Directions: Each line of the data must be given back verbatim, with pictures removed.

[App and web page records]
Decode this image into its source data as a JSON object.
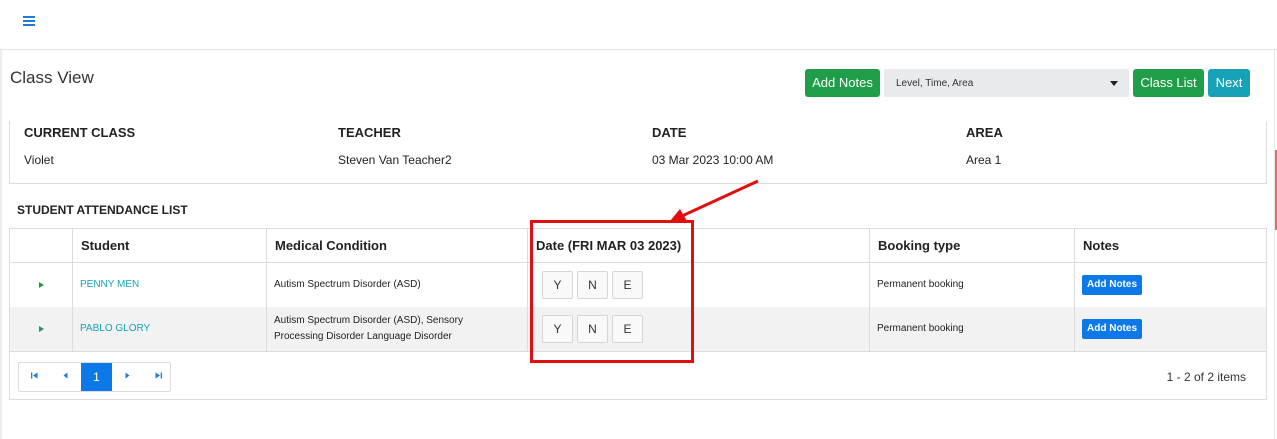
{
  "topbar": {
    "menu_icon": "hamburger-menu-icon"
  },
  "page": {
    "title": "Class View"
  },
  "toolbar": {
    "add_notes_label": "Add Notes",
    "filter_select_value": "Level, Time, Area",
    "class_list_label": "Class List",
    "next_label": "Next"
  },
  "class_info": {
    "current_class_label": "CURRENT CLASS",
    "current_class_value": "Violet",
    "teacher_label": "TEACHER",
    "teacher_value": "Steven Van Teacher2",
    "date_label": "DATE",
    "date_value": "03 Mar 2023 10:00 AM",
    "area_label": "AREA",
    "area_value": "Area 1"
  },
  "attendance": {
    "section_title": "STUDENT ATTENDANCE LIST",
    "columns": [
      "Student",
      "Medical Condition",
      "Date (FRI MAR 03 2023)",
      "Booking type",
      "Notes"
    ],
    "rows": [
      {
        "student": "PENNY MEN",
        "medical_condition": "Autism Spectrum Disorder (ASD)",
        "attendance_options": [
          "Y",
          "N",
          "E"
        ],
        "booking_type": "Permanent booking",
        "notes_button": "Add Notes"
      },
      {
        "student": "PABLO GLORY",
        "medical_condition": "Autism Spectrum Disorder (ASD), Sensory Processing Disorder Language Disorder",
        "attendance_options": [
          "Y",
          "N",
          "E"
        ],
        "booking_type": "Permanent booking",
        "notes_button": "Add Notes"
      }
    ]
  },
  "pager": {
    "first_icon": "first-page-icon",
    "prev_icon": "previous-page-icon",
    "current_page": "1",
    "next_icon": "next-page-icon",
    "last_icon": "last-page-icon",
    "items_text": "1 - 2 of 2 items"
  },
  "colors": {
    "green": "#1f9d48",
    "teal": "#17a2b8",
    "blue": "#0d79e8",
    "annotation_red": "#e01010"
  }
}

Result:
Decode this image into its source data as a JSON object.
{
  "topbar": {
    "menu_icon": "hamburger-menu-icon"
  },
  "page": {
    "title": "Class View"
  },
  "toolbar": {
    "add_notes_label": "Add Notes",
    "filter_select_value": "Level, Time, Area",
    "class_list_label": "Class List",
    "next_label": "Next"
  },
  "class_info": {
    "current_class_label": "CURRENT CLASS",
    "current_class_value": "Violet",
    "teacher_label": "TEACHER",
    "teacher_value": "Steven Van Teacher2",
    "date_label": "DATE",
    "date_value": "03 Mar 2023 10:00 AM",
    "area_label": "AREA",
    "area_value": "Area 1"
  },
  "attendance": {
    "section_title": "STUDENT ATTENDANCE LIST",
    "columns": [
      "Student",
      "Medical Condition",
      "Date (FRI MAR 03 2023)",
      "Booking type",
      "Notes"
    ],
    "rows": [
      {
        "student": "PENNY MEN",
        "medical_condition": "Autism Spectrum Disorder (ASD)",
        "attendance_options": [
          "Y",
          "N",
          "E"
        ],
        "booking_type": "Permanent booking",
        "notes_button": "Add Notes"
      },
      {
        "student": "PABLO GLORY",
        "medical_condition": "Autism Spectrum Disorder (ASD), Sensory Processing Disorder Language Disorder",
        "attendance_options": [
          "Y",
          "N",
          "E"
        ],
        "booking_type": "Permanent booking",
        "notes_button": "Add Notes"
      }
    ]
  },
  "pager": {
    "first_icon": "first-page-icon",
    "prev_icon": "previous-page-icon",
    "current_page": "1",
    "next_icon": "next-page-icon",
    "last_icon": "last-page-icon",
    "items_text": "1 - 2 of 2 items"
  },
  "colors": {
    "green": "#1f9d48",
    "teal": "#17a2b8",
    "blue": "#0d79e8",
    "annotation_red": "#e01010"
  }
}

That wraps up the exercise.